■ Dataset excerpts

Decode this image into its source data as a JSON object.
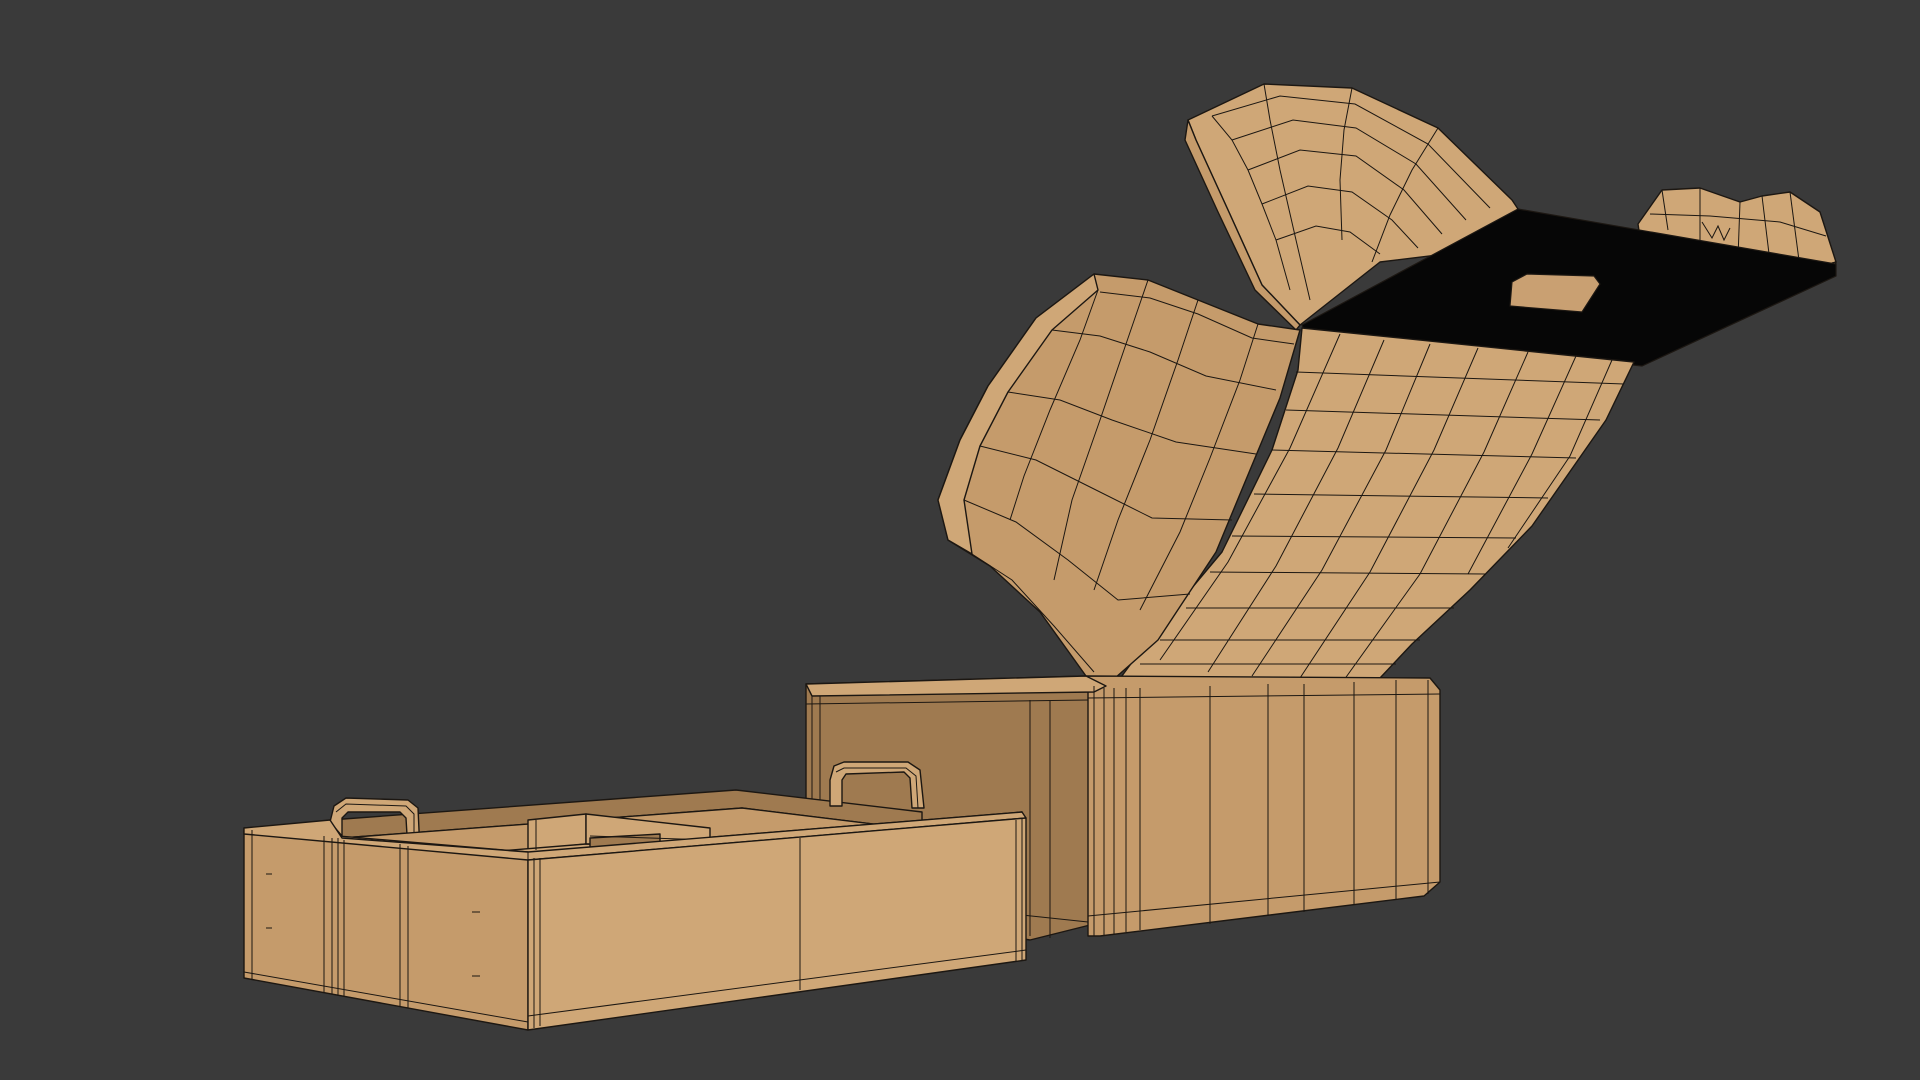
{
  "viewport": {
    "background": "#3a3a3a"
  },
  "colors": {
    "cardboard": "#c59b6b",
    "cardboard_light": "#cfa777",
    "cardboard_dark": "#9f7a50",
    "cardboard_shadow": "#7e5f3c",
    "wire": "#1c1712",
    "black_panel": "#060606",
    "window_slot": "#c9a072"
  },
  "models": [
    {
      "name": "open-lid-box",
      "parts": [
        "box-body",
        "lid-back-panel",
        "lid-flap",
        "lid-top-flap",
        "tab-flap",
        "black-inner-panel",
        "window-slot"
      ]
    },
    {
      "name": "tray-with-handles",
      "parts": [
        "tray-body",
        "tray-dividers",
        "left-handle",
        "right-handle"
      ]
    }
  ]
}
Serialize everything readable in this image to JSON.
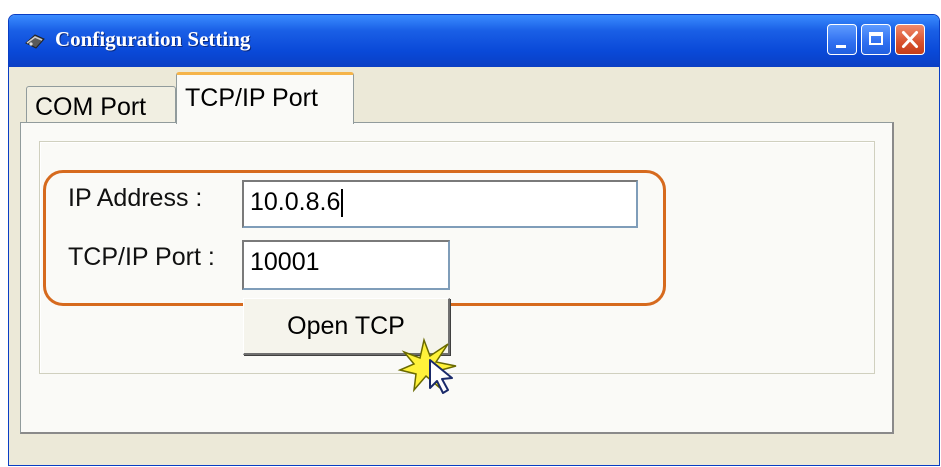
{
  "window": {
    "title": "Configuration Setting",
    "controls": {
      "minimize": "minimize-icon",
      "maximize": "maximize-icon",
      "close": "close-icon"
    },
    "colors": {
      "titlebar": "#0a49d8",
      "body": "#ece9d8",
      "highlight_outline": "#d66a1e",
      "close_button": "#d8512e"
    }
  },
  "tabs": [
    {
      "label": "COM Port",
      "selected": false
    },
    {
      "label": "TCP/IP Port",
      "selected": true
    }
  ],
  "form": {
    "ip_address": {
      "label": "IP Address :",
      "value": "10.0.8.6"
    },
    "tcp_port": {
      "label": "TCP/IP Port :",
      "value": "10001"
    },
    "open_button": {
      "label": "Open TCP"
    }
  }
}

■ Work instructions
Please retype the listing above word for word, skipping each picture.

■ Exercise result
Decode this image into its source data as a JSON object.
{
  "viewport": {
    "background": "#3a3a3a"
  },
  "colors": {
    "cardboard": "#c59b6b",
    "cardboard_light": "#cfa777",
    "cardboard_dark": "#9f7a50",
    "cardboard_shadow": "#7e5f3c",
    "wire": "#1c1712",
    "black_panel": "#060606",
    "window_slot": "#c9a072"
  },
  "models": [
    {
      "name": "open-lid-box",
      "parts": [
        "box-body",
        "lid-back-panel",
        "lid-flap",
        "lid-top-flap",
        "tab-flap",
        "black-inner-panel",
        "window-slot"
      ]
    },
    {
      "name": "tray-with-handles",
      "parts": [
        "tray-body",
        "tray-dividers",
        "left-handle",
        "right-handle"
      ]
    }
  ]
}
Serialize everything readable in this image to JSON.
{
  "window": {
    "title": "Configuration Setting",
    "controls": {
      "minimize": "minimize-icon",
      "maximize": "maximize-icon",
      "close": "close-icon"
    },
    "colors": {
      "titlebar": "#0a49d8",
      "body": "#ece9d8",
      "highlight_outline": "#d66a1e",
      "close_button": "#d8512e"
    }
  },
  "tabs": [
    {
      "label": "COM Port",
      "selected": false
    },
    {
      "label": "TCP/IP Port",
      "selected": true
    }
  ],
  "form": {
    "ip_address": {
      "label": "IP Address :",
      "value": "10.0.8.6"
    },
    "tcp_port": {
      "label": "TCP/IP Port :",
      "value": "10001"
    },
    "open_button": {
      "label": "Open TCP"
    }
  }
}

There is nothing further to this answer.